Baruch College students and faculty alike gained insight into the world of international development thanks to a panel discussion on the Peace Corps held on March 1. The event featured a discussion with Returned Peace Corps Volunteers teaching and working in Baruch.
The event began with an introduction by moderator Teresa Liu, who volunteered in East Timor between 2003 and 2005. Now, Liu serves as Baruch’s associate director of international admissions.
Liu, who served as a health service volunteer, noted that the date of the event was chosen to commemorate Peace Corps Day, the anniversary of President John F. Kennedy’s signing of Executive Order 10924, which officially established the Peace Corps.
Liu and the panelists shared their reasons for joining the Peace Corps, as well as how their experiences abroad helped them prosper back home.
“Getting outside of what you’re used, getting taken out of country, culture, language, everything is the caveat. The idea is you are being shocked into growing and maturing very quickly because you are outside of your element,” said Anna D’Souza, a development economist who served as a Peace Corps volunteer in Senegal between 2000 and 2002. She currently teaches in the Marxe School of Public and International Affairs.
Other panelists elaborated on how their time as Peace Corps volunteers altered their world outlooks. Brian Kane, who currently serves as the director of Baruch’s Science and Technology Entry Program, explained that one of the draws of Peace Corps was the chance to break the monotony of his former job at a mutual fund company in Baltimore. His responsibilities, according to Kane, “literally required that [he] do the same thing every day.”
By chance, Kane’s company adopted an elementary school, giving Kane the opportunity to act as a “big brother” to a student at the school. It was partially this experience that drove Kane to pursue the Peace Corps, eventually serving as a volunteer at a credit union in Honduras between 1994 and 1996.
All the panelists agreed that their experiences in Peace Cops also made them more culturally aware.
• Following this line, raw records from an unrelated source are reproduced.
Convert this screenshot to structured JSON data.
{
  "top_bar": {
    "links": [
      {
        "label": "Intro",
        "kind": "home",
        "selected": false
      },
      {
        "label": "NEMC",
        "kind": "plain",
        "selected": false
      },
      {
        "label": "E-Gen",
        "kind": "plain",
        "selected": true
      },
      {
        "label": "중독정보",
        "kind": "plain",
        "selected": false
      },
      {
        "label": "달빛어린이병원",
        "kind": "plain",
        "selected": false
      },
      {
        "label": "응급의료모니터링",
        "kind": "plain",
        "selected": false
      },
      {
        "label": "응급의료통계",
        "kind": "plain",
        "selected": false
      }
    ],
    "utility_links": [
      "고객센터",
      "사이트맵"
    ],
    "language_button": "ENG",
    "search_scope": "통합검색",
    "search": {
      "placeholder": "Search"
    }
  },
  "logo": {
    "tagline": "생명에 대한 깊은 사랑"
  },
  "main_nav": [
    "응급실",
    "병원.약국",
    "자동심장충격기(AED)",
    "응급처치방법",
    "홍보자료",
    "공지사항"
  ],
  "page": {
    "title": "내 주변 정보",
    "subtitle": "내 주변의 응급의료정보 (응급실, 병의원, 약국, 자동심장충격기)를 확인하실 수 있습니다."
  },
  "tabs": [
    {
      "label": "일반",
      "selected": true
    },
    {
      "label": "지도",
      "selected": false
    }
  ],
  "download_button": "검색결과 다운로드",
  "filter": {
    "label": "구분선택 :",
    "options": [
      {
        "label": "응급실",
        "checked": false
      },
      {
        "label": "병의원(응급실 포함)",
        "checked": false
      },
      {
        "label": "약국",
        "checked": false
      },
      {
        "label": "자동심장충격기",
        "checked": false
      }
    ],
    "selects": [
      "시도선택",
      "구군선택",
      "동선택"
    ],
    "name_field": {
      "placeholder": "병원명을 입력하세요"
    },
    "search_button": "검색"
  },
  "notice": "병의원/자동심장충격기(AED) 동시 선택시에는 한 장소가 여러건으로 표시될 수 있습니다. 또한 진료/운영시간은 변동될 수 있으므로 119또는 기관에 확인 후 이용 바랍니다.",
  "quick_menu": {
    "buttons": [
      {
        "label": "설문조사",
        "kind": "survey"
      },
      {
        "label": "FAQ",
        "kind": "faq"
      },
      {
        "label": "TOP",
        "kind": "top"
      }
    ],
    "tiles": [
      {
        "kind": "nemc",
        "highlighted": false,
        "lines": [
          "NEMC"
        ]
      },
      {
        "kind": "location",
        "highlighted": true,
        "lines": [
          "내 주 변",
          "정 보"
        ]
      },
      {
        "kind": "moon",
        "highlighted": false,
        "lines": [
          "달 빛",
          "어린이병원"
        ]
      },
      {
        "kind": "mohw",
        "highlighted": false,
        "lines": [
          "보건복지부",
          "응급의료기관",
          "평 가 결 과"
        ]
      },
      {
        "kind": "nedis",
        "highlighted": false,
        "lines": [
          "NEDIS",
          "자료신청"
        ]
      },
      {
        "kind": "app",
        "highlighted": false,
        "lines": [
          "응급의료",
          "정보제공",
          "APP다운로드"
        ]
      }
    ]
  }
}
Panelist Cheryl de Jong-Lambert, who works as the director of communications in Baruch’s Office of Communications and Marketing, served as a volunteer in Guinea-Bissau, West Africa between 1990 and 1992. De Jong-Lambert noted that her experiences within Guinea-Bissau’s communal society made her more aware of her consumption when she returned to the United States.
“Consumptionism and the obsession with television and phones and all that has really helped me filter a lot of the media and filter it for my kids. We [de Jong-Lambert and her husband] live as simple a life as possible,” said de Jong-Lambert.
Over time, the Peace Corps application process has changed for the better. The application process has become more streamlined, with the applicant being notified of his or her acceptance approximately two to three months after the initial application submission. Unlike past iterations of the process, the applicant is also permitted to choose up to three programs, allowing for less of a randomized experience. All in all, the applicant can expect to travel to his or her assigned location approximately six to nine months after submitting the initial application. Despite these changes, the eight-step process remains highly competitive.